August 1854 found the Advance still trapped in the ice and after enduring a second winter of extreme hardship, the expedition set out on a desperate escape journey by sled and open boat to Upernavik, nearly 600 miles to the south. The expedition reached Upernavik on August 6th and was picked up by two U.S. Navy relief ships five weeks later. Later in 1856, Sonntag went to Mexico with the scientific expedition of Baron Muller and climbed 17,887-foot Mount Popocatepetl.

In 1857, a book was published about his Arctic adventures entitled Professor Sonntag's thrilling narrative of the Grinnell exploring expedition to the Arctic Ocean, in the years 1853, 1854, and 1855, in search of Sir John Franklin, under the command of Dr. E.K. Kane. This "literary imposture, its authorship repudiated by Sonntag, and its authenticity rejected by other members of the expedition ... this work is said ... to have been prepared by Charles C. Rhodes from a brief ms. article on the expedition purchased by Rhodes from Mrs. Sonntag, during Sonntag's absence in Mexico."--Arctic Bibliography 14449. Day, Search for the Northwest Passage, 43 82.

In 1859, Sonntag became Assistant Director at Dudley Observatory under the acting directorship Franz Brunnow. In 1860, both astronomers left Dudley, Brunnow to become professor of astronomy at the University of Michigan and Sonntag to go on another Arctic expedition, with Isaac Hayes in the schooner United States.

Hayes' aim was to retrace Kane's track along the west coast of Greenland in search of the mythical open polar sea. In the course of this effort, in January, 1861, Sonntag and an Eskimo companion were traveling over the ice near Cape York when the astronomer fell into the water and died soon after of cold and exposure.

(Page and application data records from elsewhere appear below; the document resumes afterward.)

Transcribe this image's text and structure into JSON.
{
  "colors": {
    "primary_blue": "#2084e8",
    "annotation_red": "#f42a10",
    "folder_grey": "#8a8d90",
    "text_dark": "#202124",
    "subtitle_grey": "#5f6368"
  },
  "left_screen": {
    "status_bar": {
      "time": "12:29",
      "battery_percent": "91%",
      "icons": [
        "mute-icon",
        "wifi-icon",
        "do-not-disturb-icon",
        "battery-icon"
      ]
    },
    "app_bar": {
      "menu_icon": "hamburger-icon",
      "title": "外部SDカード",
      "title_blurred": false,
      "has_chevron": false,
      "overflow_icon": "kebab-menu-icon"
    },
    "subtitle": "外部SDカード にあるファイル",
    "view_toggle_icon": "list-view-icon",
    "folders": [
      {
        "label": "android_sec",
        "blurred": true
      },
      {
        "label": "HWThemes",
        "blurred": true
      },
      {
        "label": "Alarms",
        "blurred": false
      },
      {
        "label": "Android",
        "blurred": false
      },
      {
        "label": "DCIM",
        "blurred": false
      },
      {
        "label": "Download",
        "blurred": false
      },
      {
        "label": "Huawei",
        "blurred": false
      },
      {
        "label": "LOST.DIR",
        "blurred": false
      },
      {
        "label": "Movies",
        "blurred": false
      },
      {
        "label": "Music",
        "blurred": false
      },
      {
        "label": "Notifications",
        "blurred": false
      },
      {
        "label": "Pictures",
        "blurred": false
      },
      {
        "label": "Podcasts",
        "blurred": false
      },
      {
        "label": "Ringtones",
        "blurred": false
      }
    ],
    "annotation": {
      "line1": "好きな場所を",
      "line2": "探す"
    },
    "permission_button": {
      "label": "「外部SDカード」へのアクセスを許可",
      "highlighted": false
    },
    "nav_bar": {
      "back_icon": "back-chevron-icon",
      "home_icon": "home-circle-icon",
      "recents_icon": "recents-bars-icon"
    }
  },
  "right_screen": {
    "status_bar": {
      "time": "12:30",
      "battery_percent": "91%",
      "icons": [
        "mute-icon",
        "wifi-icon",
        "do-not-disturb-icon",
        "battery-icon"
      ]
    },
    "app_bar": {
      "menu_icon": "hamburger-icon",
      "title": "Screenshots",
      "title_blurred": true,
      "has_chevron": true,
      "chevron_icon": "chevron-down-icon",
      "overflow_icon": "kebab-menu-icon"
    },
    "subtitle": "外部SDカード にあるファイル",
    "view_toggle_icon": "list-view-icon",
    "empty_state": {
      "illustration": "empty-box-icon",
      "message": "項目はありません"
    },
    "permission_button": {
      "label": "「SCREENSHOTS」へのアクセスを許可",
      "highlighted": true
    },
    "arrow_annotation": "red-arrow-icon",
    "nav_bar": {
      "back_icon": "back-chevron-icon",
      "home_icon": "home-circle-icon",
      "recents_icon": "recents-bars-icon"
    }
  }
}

Adapted from Joseph Ashbrook, The Astronomical Scrapbook: Skywatchers, Pioneers, and Seekers in Astronomy, Sky Publishing Co, Cambridge, Mass. 1984.